-- Exercise directions --
Search the records for "JSON". Report every line where it occurs.

───── Records to process

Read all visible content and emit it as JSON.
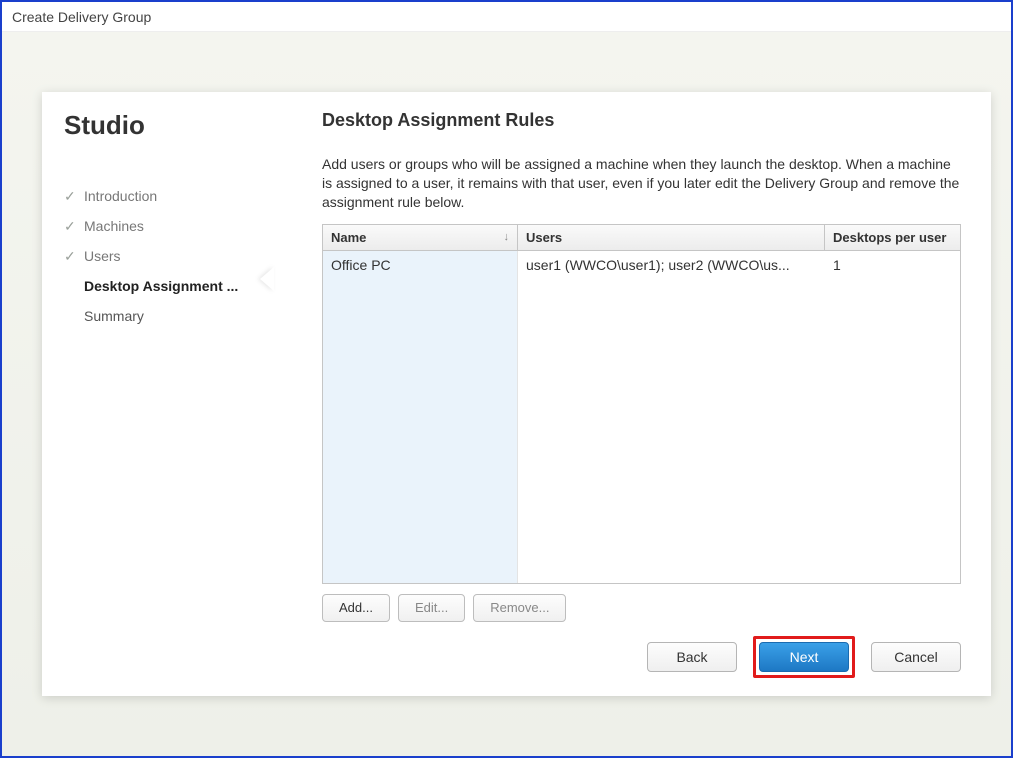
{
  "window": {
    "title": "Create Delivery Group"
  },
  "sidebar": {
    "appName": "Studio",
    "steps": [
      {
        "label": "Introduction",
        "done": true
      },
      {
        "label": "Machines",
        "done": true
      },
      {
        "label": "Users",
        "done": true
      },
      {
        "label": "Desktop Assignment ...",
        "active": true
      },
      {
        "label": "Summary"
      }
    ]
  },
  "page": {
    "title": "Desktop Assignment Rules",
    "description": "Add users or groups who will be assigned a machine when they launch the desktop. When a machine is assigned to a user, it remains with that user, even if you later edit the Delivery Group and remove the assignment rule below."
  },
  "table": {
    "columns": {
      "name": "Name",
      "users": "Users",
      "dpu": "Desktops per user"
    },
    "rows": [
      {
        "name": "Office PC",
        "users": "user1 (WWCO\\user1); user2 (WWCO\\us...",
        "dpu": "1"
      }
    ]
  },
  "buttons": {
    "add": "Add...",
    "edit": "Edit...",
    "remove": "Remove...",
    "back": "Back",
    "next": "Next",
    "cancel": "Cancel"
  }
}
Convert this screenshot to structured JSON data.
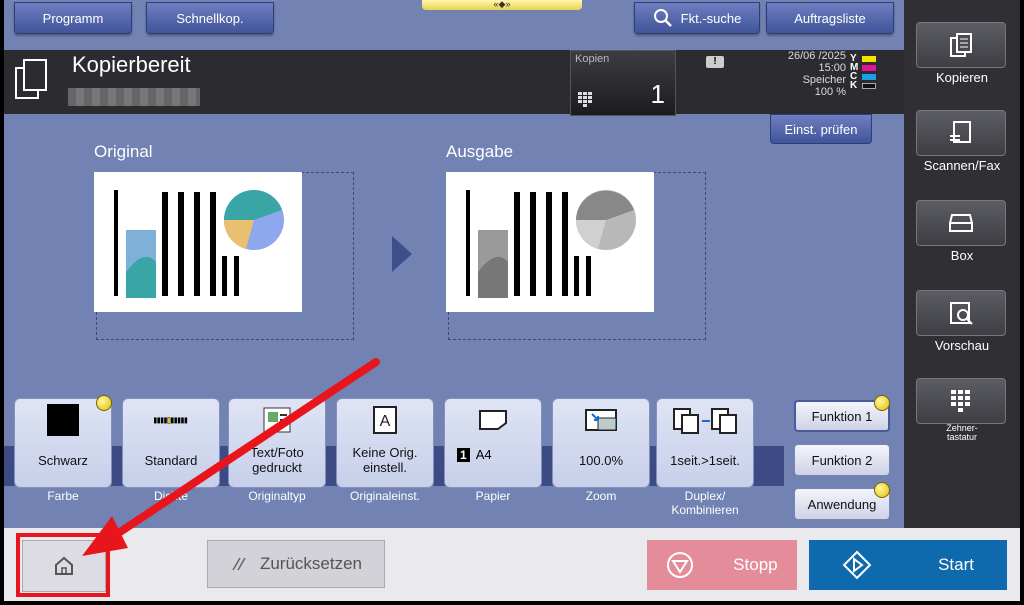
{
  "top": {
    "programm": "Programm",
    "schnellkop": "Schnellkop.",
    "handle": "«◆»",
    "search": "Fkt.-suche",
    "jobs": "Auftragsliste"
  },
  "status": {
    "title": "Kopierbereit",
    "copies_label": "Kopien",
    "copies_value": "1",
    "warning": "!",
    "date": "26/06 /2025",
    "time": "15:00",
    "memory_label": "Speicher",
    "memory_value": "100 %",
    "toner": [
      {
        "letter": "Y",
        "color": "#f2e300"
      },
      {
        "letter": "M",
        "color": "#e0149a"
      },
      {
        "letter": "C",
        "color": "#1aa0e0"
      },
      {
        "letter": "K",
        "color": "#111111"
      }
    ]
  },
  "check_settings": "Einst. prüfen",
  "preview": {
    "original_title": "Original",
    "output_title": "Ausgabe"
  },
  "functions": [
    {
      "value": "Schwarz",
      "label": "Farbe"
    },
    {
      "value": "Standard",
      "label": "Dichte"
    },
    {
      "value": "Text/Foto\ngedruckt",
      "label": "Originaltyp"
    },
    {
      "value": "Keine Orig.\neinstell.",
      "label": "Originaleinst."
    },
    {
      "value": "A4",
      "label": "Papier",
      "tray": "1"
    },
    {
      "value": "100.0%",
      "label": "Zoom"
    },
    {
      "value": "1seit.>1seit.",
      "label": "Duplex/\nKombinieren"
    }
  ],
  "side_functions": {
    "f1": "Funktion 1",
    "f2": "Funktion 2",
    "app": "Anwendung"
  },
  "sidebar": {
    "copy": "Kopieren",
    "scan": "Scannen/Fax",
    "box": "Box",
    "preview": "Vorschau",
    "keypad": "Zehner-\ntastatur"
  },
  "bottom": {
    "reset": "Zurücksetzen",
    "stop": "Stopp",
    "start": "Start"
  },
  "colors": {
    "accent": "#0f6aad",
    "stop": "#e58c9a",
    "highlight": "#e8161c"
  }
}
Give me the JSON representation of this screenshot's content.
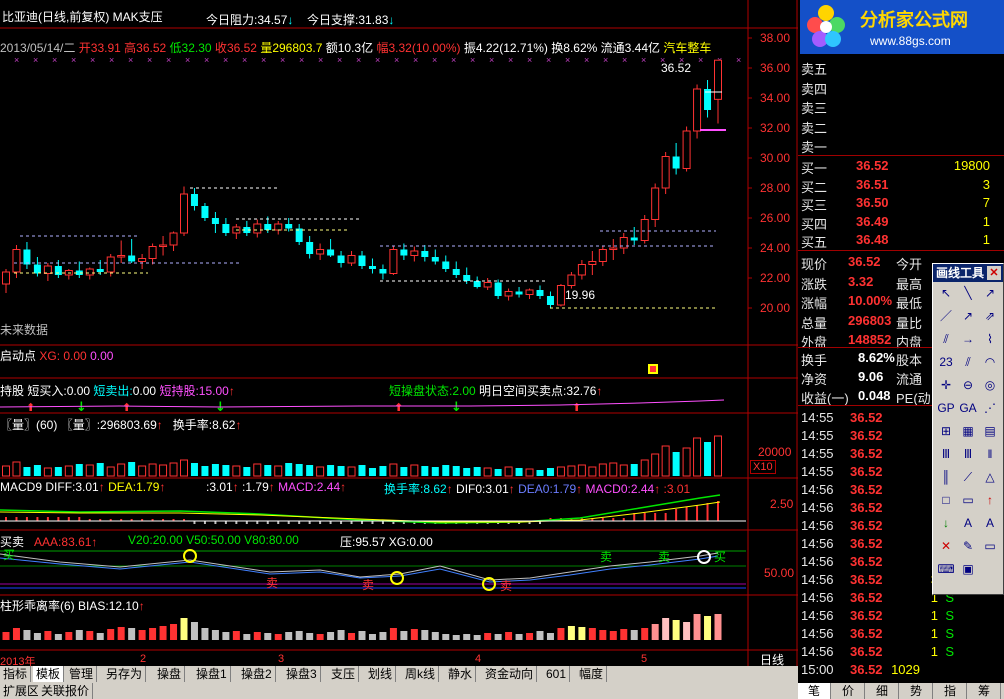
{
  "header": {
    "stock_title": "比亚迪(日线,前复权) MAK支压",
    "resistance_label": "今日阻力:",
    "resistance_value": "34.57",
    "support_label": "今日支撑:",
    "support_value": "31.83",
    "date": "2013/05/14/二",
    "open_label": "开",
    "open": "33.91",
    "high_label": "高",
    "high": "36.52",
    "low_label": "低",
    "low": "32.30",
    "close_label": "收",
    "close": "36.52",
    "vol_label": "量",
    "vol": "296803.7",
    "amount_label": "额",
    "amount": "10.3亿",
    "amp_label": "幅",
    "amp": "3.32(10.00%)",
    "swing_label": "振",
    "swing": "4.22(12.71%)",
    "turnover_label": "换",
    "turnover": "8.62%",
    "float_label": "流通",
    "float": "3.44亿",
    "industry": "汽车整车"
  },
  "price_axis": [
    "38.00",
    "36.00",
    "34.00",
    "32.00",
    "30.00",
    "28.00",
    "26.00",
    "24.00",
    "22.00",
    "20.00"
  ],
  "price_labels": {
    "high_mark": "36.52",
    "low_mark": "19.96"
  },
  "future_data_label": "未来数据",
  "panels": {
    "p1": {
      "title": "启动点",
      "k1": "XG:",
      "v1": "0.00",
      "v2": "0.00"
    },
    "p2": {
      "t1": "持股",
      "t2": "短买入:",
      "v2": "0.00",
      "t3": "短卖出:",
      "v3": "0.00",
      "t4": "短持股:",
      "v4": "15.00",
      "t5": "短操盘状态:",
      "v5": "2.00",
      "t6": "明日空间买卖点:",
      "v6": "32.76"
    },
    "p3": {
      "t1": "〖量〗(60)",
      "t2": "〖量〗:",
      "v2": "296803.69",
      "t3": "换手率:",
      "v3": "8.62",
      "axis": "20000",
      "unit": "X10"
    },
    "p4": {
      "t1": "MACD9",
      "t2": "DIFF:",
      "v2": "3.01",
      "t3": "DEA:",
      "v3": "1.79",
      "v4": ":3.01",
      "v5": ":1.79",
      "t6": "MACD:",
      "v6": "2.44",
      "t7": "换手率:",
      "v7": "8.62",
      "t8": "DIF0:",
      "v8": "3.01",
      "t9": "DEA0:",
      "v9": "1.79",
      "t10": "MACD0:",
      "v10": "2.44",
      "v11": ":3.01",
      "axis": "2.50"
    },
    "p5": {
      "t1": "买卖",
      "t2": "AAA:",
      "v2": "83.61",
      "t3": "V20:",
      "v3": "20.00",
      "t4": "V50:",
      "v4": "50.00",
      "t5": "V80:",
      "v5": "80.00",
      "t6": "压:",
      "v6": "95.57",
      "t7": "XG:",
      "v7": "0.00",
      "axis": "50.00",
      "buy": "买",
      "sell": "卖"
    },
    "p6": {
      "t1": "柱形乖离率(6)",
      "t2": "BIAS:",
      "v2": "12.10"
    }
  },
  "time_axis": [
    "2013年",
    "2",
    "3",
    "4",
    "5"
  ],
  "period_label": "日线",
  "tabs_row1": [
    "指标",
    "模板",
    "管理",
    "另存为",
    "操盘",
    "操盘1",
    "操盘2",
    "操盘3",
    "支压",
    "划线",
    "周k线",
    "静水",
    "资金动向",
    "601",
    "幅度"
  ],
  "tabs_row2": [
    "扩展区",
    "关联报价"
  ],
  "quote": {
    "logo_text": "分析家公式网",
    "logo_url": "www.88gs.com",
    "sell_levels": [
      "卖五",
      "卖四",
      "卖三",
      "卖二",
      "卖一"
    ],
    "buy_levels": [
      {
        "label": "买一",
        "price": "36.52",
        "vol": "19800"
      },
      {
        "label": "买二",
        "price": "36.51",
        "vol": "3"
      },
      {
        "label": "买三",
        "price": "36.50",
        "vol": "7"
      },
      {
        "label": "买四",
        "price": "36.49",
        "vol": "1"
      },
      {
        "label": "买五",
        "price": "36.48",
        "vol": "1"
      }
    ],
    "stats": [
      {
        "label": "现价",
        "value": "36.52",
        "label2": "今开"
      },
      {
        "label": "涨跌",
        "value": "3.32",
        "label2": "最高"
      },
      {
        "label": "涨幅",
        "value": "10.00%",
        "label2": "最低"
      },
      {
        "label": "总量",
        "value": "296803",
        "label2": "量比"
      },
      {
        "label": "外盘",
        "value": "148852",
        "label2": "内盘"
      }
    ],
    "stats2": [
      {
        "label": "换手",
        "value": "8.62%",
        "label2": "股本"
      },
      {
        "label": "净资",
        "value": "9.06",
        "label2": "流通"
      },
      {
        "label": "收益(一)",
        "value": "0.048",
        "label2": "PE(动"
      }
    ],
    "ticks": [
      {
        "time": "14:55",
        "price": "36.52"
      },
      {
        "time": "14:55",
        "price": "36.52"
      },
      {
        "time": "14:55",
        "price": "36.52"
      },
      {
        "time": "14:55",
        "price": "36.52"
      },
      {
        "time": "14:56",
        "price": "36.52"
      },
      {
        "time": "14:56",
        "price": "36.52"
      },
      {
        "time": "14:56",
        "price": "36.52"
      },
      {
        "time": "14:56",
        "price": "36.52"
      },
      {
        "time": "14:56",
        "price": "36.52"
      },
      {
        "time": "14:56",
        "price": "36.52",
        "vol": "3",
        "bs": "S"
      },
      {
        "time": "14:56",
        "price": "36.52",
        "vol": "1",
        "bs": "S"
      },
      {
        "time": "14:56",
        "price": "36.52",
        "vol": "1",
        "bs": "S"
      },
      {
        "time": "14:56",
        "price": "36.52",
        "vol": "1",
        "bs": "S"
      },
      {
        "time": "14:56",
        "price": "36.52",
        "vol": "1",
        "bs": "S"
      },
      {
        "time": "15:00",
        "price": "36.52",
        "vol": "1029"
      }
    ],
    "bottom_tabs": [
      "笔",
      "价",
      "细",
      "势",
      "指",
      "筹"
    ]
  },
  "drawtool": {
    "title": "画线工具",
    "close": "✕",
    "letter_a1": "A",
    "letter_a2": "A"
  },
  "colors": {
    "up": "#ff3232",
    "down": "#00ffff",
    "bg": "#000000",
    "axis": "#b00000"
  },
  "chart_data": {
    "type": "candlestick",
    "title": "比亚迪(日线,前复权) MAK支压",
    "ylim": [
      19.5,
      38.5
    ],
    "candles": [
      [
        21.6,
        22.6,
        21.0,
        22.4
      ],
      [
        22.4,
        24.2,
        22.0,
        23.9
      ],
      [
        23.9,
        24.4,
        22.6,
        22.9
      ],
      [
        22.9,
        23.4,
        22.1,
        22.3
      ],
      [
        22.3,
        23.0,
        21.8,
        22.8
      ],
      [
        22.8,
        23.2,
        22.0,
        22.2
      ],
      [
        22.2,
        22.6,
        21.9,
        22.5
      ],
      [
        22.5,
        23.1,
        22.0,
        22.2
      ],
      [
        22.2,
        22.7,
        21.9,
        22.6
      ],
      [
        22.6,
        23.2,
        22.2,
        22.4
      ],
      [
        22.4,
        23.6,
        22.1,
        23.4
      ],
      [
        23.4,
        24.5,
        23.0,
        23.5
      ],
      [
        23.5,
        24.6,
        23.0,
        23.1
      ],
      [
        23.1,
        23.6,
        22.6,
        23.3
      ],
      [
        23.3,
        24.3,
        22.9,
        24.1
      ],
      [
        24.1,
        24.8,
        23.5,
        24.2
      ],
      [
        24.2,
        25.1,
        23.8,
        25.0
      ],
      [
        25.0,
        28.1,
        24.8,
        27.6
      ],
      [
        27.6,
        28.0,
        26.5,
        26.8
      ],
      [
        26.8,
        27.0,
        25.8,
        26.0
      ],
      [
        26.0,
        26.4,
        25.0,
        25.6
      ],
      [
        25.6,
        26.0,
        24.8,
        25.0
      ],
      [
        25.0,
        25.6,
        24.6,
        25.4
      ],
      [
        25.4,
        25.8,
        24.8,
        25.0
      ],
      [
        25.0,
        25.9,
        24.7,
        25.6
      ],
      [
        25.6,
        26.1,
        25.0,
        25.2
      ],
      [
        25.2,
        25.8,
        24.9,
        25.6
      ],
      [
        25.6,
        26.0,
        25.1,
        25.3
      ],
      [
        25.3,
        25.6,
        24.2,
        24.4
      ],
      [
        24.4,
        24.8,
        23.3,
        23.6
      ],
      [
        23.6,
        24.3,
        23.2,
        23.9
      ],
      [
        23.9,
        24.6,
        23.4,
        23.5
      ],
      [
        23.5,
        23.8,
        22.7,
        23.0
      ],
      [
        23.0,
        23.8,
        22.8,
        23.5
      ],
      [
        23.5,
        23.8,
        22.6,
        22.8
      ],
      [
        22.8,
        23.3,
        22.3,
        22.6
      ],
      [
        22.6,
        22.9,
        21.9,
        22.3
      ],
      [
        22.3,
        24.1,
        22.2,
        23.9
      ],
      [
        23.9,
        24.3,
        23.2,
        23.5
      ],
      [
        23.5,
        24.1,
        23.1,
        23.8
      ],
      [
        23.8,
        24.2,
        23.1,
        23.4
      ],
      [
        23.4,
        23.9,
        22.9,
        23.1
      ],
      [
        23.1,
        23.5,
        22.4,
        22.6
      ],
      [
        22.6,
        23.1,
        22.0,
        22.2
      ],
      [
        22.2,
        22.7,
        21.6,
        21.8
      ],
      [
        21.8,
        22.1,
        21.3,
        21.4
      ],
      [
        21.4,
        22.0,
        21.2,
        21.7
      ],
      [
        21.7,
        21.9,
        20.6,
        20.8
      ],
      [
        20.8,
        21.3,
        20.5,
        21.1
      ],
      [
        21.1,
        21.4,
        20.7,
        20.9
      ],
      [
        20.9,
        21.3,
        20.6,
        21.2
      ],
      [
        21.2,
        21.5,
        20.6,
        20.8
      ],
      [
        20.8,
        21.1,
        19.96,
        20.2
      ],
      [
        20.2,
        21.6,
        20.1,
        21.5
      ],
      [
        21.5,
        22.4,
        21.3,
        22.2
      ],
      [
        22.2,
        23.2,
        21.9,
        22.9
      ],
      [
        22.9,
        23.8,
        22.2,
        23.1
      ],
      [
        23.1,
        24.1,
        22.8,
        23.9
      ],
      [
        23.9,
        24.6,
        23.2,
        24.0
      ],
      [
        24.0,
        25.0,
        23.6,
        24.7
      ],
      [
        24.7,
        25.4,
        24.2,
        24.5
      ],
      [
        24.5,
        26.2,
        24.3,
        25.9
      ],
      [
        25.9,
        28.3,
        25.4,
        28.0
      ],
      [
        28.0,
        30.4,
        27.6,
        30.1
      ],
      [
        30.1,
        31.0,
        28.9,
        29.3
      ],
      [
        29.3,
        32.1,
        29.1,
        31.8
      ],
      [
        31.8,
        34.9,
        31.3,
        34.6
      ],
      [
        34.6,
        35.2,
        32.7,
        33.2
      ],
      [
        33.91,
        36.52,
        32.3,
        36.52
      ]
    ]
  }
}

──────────

-- Task solution --
Read all visible content and emit it as JSON.
Convert this screenshot to structured JSON data.
Give me the JSON representation of this screenshot's content.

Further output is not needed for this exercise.